Opinion

Maya Mitchell, Opinions Co-Editor

In the age of social media, Instagram, Youtube and Tiktok, “celebrities” are showing up left and right. With their newfound fame, many popular social media influencers get into scandals due to drama surrounding their personal lives. Thousands of videos, tweets and posts about relationships between TikTok stars, problematic actions of Youtubers, and photoshopped Instagram models have circulated the internet. With all of the media attention, the question remains: do people care about the dramatic lives of influencers, or do they have nothing better to do?

In the past, “celebrity status” was often given to people because of their success within their profession. Movie stars and musicians, whose work is usually distributed to the masses, accumulated “celebrity status” because of the popularity of their work and the media attention gained because of it. However, social media has created a new type of celebrity, influencers, and with this development, gaining internet clout has become a lot easier. People can “blow up” over the most random of things. Nowadays it is not uncommon for people to gain notoriety for things ranging from dancing to popular songs to popping watermelons with rubber bands. 

Art by E. Hayden

“I think that in this generation everyone wants their five minutes of fame,” said Kyla Hector, ‘21. “The quicker people gain a mass following, the quicker they lose it because sometimes [the public] forget[s] these are just regular everyday people.”

Traditional celebrities and social media influencers have one huge difference: their privacy. Youtubers and Tiktokers often try to maintain relevance by giving fans a huge window into their lives, unlike traditional celebrities whose personal lives can be more private. For example, David Dobrik rose to fame because of his short, but eventful, 4-minute 20-second vlogs of the lives of his friends. New-age social media influencers post videos giving fans an insight into their homes and personal relationships, hoping it keeps people interested in their lives and that it will keep them relevant. For traditional celebrities, paparazzi and tabloids can speculate, but they can still maintain their fame on their work alone.

Social media influencers are not without their form of paparazzi. Drama channels and “tea” pages are the influencer equivalents of tabloid magazines and Perez Hilton. Amongst the most popular is “@tiktokroom”, an Instagram account dedicated to TikTok drama that has accumulated over 2 million followers. Accounts like these are a constant flow of information regarding romantic relationships, business partnerships, and iconic moments of social media influencers. Influencers often interact with these pages – commenting on posts to clear up rumors about themselves or to thank them for posting about their accomplishments – boosting their popularity in the process.

Learning about social media drama does not just come from actively engaging with drama accounts, but just passive engagement with social media platforms in general. Algorithms on Twitter, TikTok and Instagram can put content made about social media drama in the face of users who aren’t actively seeking it out. 

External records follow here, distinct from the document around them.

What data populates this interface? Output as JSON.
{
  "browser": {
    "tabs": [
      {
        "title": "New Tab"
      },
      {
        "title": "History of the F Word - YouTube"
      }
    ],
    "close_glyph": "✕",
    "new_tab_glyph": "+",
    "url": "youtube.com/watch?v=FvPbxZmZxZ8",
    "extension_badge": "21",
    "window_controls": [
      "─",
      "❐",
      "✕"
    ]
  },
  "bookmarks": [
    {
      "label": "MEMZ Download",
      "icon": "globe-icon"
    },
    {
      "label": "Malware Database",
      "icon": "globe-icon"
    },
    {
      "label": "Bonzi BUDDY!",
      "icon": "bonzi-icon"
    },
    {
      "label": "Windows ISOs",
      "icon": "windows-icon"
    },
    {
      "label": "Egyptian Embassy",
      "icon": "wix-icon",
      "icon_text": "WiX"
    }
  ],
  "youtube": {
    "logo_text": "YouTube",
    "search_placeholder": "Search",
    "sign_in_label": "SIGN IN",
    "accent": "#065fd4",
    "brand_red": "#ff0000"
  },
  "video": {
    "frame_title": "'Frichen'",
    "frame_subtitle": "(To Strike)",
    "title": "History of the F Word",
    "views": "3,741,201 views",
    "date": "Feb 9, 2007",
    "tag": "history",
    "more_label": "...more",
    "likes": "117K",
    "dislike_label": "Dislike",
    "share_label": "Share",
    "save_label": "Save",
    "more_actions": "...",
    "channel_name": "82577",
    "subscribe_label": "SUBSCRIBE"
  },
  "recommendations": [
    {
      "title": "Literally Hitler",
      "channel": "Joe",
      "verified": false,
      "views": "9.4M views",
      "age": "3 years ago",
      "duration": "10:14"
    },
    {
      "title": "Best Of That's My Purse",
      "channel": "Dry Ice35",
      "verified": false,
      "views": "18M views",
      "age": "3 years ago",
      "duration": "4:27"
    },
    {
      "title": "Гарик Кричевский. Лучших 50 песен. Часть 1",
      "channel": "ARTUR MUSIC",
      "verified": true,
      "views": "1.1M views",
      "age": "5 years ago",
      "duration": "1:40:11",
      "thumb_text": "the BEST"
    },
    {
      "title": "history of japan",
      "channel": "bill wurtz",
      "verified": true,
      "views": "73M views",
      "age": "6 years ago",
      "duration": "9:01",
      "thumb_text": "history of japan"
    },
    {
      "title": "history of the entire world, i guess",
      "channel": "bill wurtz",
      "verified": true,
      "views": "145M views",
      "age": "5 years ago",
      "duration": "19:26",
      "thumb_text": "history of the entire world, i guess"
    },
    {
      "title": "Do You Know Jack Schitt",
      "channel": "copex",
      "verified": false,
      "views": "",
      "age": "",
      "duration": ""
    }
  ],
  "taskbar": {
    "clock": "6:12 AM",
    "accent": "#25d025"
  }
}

“I would be [scrolling through TikTok] and some videos about the current Tiktok drama would show up,” stated Meskie Hyman, ‘22. “I used to follow Instagram pages like Worldstar but I’ve never routinely checked drama pages, the drama I hear is usually through the grapevine and from the conversation.” 

Influencer drama has become an important part of popular culture, but its effect outside of the internet can range from insufficient to career-ending. Depending on the severity of the drama, the influencers involved could lose their credibility with their fans, eligibility for paid sponsorships, and even the respect of their peers. For example, popular influencer James Charles was recently accused of illegally soliciting minors, and as a result, lost his multi-million dollar sponsorship with the makeup brand Morphe

But the public, as spectators, usually follows the drama through social media, even though it has no personal impact on their lives. So why all of the interest? Why does “#___isover”  end up trending on Twitter every time a social media celebrity screws up? “I don’t think people really care [about influencer drama], maybe it can be exciting, especially if it’s really scandalous,” Hyman commented. “I think that it’s more of a quick escape of reality and it doesn’t influence the direction of anyone’s life so it’s not important at all, it’s just entertaining sometimes.”

Nevertheless, people can not seem to stay away from the drama. The @tiktokroom Instagram account has gained over 1.5 million followers since March 2020 and popular drama Youtube channels like “Spill Sesh” and “Tea Spill” have gained hundreds of thousands of subscribers off of commenting on the scandals of internet influencers. Internet drama might seem unimportant, but it most definitely has a magnetic appeal to it.

Design by: Jack Kalsched